TASK DETAILS: Copy out every line of the data that has the word "label" somewhere in it.

RECORDS SHOWN:
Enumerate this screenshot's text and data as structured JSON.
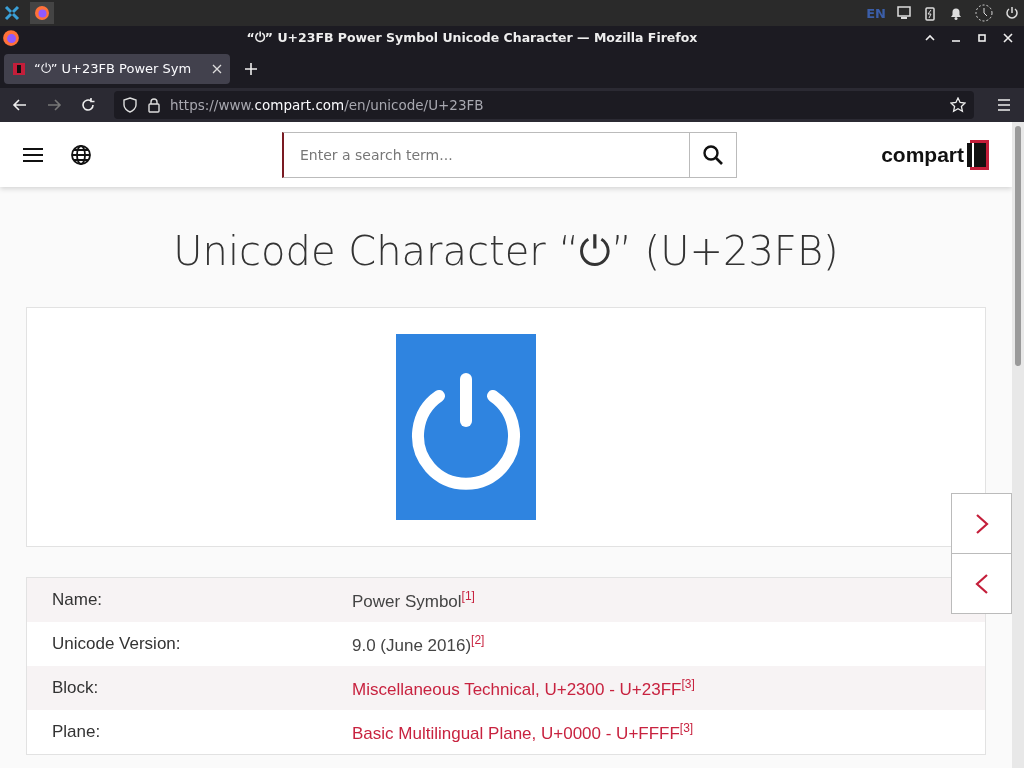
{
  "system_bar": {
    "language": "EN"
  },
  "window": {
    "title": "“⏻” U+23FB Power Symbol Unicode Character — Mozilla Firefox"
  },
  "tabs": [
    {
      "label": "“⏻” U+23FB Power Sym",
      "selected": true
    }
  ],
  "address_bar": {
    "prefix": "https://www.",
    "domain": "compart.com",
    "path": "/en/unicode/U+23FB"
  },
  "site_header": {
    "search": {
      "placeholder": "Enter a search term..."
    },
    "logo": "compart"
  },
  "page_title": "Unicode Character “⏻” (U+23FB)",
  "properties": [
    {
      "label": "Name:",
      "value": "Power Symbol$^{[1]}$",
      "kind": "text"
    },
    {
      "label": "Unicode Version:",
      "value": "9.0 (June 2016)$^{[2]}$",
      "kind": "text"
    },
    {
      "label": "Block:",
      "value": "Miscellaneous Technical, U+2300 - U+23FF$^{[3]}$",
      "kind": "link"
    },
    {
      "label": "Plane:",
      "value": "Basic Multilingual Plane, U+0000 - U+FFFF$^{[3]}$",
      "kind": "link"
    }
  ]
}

RESULT OF THE TASK:
      "label": "“⏻” U+23FB Power Sym",
      "label": "Name:",
      "label": "Unicode Version:",
      "label": "Block:",
      "label": "Plane:",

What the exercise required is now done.